►
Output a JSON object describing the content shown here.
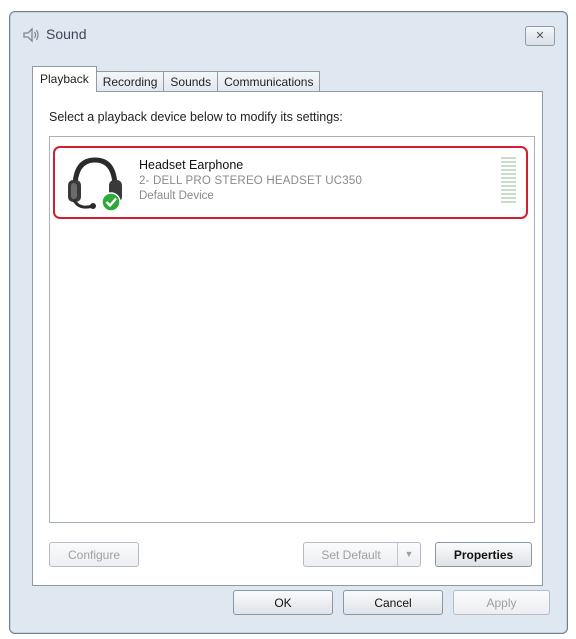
{
  "window": {
    "title": "Sound",
    "close_label": "✕"
  },
  "tabs": [
    {
      "label": "Playback",
      "active": true
    },
    {
      "label": "Recording",
      "active": false
    },
    {
      "label": "Sounds",
      "active": false
    },
    {
      "label": "Communications",
      "active": false
    }
  ],
  "panel": {
    "instruction": "Select a playback device below to modify its settings:"
  },
  "devices": [
    {
      "name": "Headset Earphone",
      "description": "2- DELL PRO STEREO HEADSET UC350",
      "status": "Default Device",
      "icon": "headset-icon",
      "badge": "green-check-icon"
    }
  ],
  "panel_buttons": {
    "configure": "Configure",
    "set_default": "Set Default",
    "properties": "Properties"
  },
  "dialog_buttons": {
    "ok": "OK",
    "cancel": "Cancel",
    "apply": "Apply"
  },
  "colors": {
    "highlight_border": "#d21f2f",
    "window_bg": "#dfe7f1",
    "check_green": "#2eaa3a"
  }
}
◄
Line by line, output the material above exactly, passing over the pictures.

Output a JSON object describing the content shown here.
{
  "window": {
    "title": "Sound",
    "close_label": "✕"
  },
  "tabs": [
    {
      "label": "Playback",
      "active": true
    },
    {
      "label": "Recording",
      "active": false
    },
    {
      "label": "Sounds",
      "active": false
    },
    {
      "label": "Communications",
      "active": false
    }
  ],
  "panel": {
    "instruction": "Select a playback device below to modify its settings:"
  },
  "devices": [
    {
      "name": "Headset Earphone",
      "description": "2- DELL PRO STEREO HEADSET UC350",
      "status": "Default Device",
      "icon": "headset-icon",
      "badge": "green-check-icon"
    }
  ],
  "panel_buttons": {
    "configure": "Configure",
    "set_default": "Set Default",
    "properties": "Properties"
  },
  "dialog_buttons": {
    "ok": "OK",
    "cancel": "Cancel",
    "apply": "Apply"
  },
  "colors": {
    "highlight_border": "#d21f2f",
    "window_bg": "#dfe7f1",
    "check_green": "#2eaa3a"
  }
}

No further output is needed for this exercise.